It may be true that all good things must come to an end. But at least in 2012, barring a big plunge in the last week of the year, the Dow Jones Industrials (DJINDICES:^DJI) have been able to keep a good thing going, as they're on their way to posting a fourth consecutive annual gain this year.
A look back at history
At first glance, a gain of about 8% for the Dow this year may not seem like all that much. Historically, gains in that range fall roughly in the middle of the pack, with four years in the past decade showing better returns.

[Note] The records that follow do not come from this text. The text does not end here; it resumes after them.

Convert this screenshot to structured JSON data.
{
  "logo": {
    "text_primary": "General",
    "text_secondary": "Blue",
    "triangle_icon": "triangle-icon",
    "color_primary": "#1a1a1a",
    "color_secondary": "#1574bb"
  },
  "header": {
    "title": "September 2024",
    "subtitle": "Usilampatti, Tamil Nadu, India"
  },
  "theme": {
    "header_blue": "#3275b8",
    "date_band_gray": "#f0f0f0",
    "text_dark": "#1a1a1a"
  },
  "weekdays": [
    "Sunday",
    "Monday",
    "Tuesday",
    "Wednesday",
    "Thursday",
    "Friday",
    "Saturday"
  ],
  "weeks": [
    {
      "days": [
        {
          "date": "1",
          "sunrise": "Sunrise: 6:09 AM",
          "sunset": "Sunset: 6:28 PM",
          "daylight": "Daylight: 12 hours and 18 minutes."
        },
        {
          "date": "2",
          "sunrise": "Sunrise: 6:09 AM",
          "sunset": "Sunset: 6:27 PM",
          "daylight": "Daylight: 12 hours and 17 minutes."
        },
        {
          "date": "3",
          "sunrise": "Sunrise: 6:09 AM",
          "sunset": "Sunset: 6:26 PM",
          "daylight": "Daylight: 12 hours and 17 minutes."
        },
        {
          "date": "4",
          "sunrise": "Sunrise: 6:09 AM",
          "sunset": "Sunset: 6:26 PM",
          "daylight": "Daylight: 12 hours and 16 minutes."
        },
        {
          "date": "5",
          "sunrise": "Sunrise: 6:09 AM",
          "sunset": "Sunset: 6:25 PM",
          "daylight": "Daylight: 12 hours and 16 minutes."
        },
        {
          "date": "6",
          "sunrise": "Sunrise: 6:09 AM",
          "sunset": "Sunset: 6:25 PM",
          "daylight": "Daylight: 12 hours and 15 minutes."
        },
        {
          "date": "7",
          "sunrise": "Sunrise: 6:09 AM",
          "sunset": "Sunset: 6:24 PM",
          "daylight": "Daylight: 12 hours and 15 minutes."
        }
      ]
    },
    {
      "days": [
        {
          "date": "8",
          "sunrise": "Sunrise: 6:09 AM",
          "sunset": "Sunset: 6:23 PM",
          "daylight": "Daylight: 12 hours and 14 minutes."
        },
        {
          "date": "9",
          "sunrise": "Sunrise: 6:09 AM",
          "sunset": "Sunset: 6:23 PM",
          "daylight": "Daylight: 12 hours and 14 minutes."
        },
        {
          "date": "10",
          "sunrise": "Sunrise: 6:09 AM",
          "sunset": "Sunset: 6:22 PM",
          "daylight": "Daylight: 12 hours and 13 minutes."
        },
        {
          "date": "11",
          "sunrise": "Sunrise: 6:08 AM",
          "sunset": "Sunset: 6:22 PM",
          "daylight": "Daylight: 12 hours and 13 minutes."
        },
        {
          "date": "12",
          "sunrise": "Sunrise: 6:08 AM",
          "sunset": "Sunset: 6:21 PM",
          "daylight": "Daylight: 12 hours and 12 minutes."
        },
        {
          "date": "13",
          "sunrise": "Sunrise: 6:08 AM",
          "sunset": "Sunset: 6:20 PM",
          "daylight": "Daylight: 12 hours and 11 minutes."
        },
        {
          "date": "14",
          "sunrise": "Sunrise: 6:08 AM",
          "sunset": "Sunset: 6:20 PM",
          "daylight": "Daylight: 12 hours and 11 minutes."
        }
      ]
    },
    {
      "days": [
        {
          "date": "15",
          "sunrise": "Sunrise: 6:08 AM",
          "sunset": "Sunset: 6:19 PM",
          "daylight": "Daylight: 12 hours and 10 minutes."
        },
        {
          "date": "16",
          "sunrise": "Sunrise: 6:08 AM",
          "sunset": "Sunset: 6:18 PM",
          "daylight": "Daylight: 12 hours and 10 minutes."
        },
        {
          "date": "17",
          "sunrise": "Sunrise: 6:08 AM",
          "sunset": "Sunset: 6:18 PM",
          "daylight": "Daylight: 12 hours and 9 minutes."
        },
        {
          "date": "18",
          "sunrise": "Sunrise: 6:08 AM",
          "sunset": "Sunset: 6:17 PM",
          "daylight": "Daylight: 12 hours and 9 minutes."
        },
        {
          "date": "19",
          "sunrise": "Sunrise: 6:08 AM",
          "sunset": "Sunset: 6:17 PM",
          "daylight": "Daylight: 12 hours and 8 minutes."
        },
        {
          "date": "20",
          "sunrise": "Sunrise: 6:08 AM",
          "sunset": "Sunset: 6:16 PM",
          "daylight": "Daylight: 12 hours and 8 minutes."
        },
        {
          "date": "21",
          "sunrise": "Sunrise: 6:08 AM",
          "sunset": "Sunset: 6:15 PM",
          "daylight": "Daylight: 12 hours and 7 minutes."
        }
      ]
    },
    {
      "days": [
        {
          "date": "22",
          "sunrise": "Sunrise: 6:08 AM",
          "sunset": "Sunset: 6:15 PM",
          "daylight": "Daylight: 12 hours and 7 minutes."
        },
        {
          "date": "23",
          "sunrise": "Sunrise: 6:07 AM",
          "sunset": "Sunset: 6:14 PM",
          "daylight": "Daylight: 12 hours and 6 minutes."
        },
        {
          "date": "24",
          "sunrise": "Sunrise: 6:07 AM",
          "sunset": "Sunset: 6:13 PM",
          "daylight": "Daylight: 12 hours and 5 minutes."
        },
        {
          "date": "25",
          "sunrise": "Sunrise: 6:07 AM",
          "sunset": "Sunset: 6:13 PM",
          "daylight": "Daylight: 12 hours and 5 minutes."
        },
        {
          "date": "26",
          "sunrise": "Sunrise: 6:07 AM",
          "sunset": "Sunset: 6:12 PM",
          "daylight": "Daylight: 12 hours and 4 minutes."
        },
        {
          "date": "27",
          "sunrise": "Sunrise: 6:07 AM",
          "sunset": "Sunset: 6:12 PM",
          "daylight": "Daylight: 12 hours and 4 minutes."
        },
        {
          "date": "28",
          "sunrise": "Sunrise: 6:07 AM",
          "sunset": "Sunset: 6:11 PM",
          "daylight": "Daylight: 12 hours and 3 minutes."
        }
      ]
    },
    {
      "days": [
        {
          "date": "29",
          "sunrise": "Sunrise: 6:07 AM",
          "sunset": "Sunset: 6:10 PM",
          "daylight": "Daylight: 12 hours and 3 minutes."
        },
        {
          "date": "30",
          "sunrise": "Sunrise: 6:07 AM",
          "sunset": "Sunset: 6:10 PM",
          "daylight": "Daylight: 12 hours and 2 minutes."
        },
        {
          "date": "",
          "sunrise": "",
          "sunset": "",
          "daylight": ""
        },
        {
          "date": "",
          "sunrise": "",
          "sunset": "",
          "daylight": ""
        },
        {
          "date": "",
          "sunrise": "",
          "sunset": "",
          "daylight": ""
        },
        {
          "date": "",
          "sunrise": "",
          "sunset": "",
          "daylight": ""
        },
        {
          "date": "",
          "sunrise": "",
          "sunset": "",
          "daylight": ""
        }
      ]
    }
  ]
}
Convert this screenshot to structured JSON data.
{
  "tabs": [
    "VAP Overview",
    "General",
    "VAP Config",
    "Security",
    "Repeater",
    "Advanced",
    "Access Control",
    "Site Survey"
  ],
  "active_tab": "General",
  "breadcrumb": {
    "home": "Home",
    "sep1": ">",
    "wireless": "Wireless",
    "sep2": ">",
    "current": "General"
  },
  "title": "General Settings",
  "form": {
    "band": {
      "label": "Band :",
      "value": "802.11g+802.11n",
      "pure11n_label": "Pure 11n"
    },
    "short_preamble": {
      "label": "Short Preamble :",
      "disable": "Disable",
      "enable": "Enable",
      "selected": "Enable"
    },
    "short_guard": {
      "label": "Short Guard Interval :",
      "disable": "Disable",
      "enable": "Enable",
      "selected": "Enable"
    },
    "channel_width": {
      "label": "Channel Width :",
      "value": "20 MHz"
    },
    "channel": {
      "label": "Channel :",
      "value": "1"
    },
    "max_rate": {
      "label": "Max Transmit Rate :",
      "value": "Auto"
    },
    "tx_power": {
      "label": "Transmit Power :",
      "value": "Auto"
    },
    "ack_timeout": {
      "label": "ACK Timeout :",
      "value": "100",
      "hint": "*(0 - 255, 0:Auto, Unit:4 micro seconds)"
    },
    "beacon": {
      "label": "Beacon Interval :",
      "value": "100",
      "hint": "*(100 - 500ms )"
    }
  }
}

But what does stand out about the Dow's performance this year is that has made an unusually long streak of gains. The bull markets of the 1980s and 1990s had two long runs of gains, but even they had a couple of years in which the market only managed to gain a couple of percentage points. Last year's 5.5% rise for the Dow is admittedly modest by comparison, but it still represented a nice gain for Dow investors.
Of course, history cuts both ways. On one hand, bull markets don't tend to last as long as this one has, and even when you consider a couple of quick market swoons in the late summer of 2011 and this past spring, we've gone a long time without seeing a correction that didn't immediately reverse itself and allow the market to pop right back upward. However, especially during the 1990s, many investors got burned by assuming that the bull market would end prematurely, and those who got out after tumbles in early 1994, late 1997, and late 1998 regretted the further gains they missed out on.
Cheap near all-time highs?
By another measure, though, the Dow seems to have plenty of room left to run. At its current levels, the Dow remains below its 2007 closing level of 13,265, yet total earnings for the Dow stocks add up to more than $900 per share -- well above the 2007 full-year Dow earnings of about $830. Moreover, with much of the 2007 figure arguably being inflated by unsustainable earnings from financial stocks, a fairer measure of P/E five years ago points to even higher valuations back then compared to earnings multiples prevailing right now.
Moreover, one area where the Dow has made substantial progress in recent years is in boosting dividends. The Dow currently has a yield of about 2.66%, and even with the index's gains over the past year, its dividend yield has risen, showing that dividend growth has outpaced stock price growth among the Dow's components. Although the yield isn't that much changed from pre-crisis levels, Dow dividends have recovered despite the lack of any significant payout from Bank of America (NYSE:BAC). The Dow's tech contingent has had the biggest impact on the average's dividends, as Intel (NASDAQ:INTC), Microsoft (NASDAQ:MSFT), and Cisco Systems (NASDAQ:CSCO) have all had massive payout increases to boost the Dow's overall dividend output.
Where will the Dow end up in 2013?
Looking to next year, the Dow's challenges remain much the same as they were this time last year. The U.S. economy hasn't demonstrated a lasting ability to get past the major issues that confront it, including government fiscal policy and high unemployment. Europe has taken steps to address immediate crises but still hasn't resolved the major underlying strife within the eurozone. And emerging markets like China, despite having taken steps to shore up their flagging growth through stimulus measures of their own, still haven't re-established the dominance they enjoyed throughout much of the 2000s.
One thing is certain: 2013 will bring its own set of surprises, both positive and negative. As an investor, the best you can expect is to be prepared for whatever comes your way and take advantage of opportunities whenever they present themselves.
Fool contributor Dan Caplinger has no positions in the stocks mentioned above. You can follow him on Twitter @DanCaplinger. The Motley Fool owns shares of Bank of America, Intel, and Microsoft. Motley Fool newsletter services recommend Cisco Systems, Intel, and Microsoft. Try any of our Foolish newsletter services free for 30 days. We Fools may not all hold the same opinions, but we all believe that considering a diverse range of insights makes us better investors. The Motley Fool has a disclosure policy.